ERIC Number: ED319236
Record Type: Non-Journal
Publication Date: 1970
Reference Count: N/A
Terminological Interference in the Study of the Social Aspects of Language.
Shuy, Roger W.
As the field of sociolinguistics has emerged, its terminology, which like many other emerging disciplines contains many neologisms and new usages, has sometimes been called insensitive. This reaction may interfere with serious examination of the field's content. Areas of disagreement or dispute include terms used for the speech of black populations (Negro speech, Black English, and variants), terms used to refer to normative speech (standard and non-standard), terms used for techniques of teaching oral English (technique-oriented, language-oriented, and issue-oriented, and bidialectalism and biloquialism), and other miscellaneous terms (e.g., linguistics vs. sociolinguistics, informants, populations, and subjects, disadvantaged and speech deficit). Because the terms are closer to the real and recognizable social issues of the era, they create more controversy than more abstract terminology in some other disciplines. As such, interpretation of terminology can interfere with finding solutions to problems. Moderation and understanding is the only reasonable approach to terminology in the study of language in society. (MSE)
Publication Type: Reports - Evaluative; Speeches/Meeting Papers

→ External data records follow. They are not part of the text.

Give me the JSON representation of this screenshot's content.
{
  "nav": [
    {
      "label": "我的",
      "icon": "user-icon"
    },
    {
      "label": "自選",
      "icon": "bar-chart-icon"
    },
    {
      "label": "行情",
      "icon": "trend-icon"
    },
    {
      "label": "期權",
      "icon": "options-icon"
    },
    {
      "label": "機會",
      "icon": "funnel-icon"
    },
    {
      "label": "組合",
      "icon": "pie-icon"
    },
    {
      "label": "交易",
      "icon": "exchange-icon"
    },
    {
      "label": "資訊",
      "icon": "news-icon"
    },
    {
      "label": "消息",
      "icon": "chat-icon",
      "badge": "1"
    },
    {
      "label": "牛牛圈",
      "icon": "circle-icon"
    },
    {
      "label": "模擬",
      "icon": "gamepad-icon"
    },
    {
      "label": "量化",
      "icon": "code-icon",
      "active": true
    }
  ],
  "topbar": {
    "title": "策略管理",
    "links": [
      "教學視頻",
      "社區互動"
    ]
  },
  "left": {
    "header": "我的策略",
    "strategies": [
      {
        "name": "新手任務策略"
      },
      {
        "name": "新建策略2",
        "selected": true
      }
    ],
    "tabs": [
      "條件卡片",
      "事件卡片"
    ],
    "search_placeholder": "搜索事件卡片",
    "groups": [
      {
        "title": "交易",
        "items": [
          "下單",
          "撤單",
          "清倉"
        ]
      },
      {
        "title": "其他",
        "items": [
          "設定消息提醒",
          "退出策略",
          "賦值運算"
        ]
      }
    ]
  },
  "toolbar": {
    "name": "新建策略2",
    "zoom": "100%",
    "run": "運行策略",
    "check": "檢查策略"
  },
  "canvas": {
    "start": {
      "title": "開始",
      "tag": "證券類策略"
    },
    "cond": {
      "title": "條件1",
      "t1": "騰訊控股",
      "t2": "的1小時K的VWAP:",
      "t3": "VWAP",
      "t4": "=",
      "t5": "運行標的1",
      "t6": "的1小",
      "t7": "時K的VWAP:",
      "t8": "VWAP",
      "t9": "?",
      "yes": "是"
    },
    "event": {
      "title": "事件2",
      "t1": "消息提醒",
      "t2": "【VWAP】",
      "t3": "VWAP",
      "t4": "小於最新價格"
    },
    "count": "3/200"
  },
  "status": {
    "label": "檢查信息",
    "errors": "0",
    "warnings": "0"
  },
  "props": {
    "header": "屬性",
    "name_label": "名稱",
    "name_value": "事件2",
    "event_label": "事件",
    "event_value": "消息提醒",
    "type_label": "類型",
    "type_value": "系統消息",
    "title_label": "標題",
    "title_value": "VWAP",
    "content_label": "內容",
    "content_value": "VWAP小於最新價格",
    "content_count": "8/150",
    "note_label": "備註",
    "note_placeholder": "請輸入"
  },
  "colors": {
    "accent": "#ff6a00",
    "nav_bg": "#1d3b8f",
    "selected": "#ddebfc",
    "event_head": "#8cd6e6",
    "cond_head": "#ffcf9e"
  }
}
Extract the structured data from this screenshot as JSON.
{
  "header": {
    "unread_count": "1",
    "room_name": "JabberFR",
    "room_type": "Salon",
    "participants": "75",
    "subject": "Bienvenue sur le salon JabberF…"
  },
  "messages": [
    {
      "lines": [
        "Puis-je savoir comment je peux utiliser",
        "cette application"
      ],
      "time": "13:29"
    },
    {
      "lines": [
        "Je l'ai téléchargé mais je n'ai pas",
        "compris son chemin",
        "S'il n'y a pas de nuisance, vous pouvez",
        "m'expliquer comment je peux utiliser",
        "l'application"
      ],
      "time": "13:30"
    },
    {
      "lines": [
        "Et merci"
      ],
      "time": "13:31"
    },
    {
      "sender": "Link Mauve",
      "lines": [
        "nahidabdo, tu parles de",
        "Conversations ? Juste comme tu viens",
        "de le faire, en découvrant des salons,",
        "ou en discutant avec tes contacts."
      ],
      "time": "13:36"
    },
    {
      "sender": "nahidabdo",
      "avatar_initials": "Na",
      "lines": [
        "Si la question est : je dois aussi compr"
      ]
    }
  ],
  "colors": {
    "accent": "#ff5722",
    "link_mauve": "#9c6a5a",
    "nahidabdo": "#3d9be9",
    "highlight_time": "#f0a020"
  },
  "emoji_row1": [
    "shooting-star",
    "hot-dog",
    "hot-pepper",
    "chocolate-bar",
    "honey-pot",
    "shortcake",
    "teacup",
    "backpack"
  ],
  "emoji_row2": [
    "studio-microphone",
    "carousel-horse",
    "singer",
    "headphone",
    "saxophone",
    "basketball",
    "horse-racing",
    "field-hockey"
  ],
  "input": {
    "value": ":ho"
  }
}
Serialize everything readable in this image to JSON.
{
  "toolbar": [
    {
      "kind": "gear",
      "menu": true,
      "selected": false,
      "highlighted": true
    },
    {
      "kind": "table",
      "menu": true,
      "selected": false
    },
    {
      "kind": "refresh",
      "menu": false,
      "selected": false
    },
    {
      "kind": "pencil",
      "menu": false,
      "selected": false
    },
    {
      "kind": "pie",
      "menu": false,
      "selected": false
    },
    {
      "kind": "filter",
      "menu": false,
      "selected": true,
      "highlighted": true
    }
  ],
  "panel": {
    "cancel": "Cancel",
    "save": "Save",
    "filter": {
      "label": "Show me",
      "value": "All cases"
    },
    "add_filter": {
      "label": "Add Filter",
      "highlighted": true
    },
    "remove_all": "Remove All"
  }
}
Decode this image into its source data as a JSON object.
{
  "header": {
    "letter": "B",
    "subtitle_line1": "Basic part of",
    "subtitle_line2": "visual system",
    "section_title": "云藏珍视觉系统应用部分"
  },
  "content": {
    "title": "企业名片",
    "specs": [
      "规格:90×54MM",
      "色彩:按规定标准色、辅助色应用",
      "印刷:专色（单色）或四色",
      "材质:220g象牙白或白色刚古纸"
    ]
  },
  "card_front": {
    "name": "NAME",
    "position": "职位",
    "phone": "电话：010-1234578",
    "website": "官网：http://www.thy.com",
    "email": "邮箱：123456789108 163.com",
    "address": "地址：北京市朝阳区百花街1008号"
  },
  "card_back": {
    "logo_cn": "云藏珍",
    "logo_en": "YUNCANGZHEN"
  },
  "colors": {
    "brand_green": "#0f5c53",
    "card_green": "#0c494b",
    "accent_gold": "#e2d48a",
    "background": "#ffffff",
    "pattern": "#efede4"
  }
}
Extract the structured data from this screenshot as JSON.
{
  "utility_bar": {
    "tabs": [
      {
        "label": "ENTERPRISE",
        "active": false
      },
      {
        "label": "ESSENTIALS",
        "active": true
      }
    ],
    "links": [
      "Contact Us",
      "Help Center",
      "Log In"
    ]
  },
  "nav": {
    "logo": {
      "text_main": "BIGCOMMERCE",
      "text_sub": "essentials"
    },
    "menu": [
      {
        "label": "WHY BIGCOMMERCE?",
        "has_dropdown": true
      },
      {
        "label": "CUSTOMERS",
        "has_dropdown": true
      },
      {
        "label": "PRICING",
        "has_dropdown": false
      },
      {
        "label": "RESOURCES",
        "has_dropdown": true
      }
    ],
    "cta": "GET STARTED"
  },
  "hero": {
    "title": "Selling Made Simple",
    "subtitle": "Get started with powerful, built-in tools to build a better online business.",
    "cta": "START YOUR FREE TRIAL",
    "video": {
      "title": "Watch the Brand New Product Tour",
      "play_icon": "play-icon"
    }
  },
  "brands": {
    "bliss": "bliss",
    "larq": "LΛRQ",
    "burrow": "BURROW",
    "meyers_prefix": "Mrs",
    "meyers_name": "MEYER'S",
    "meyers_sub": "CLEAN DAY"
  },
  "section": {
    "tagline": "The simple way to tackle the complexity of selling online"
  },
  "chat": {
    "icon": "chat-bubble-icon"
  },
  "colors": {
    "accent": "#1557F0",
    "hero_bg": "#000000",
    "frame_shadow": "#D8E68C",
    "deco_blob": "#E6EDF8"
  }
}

Education Level: N/A
Audience: Teachers; Practitioners
Authoring Institution: N/A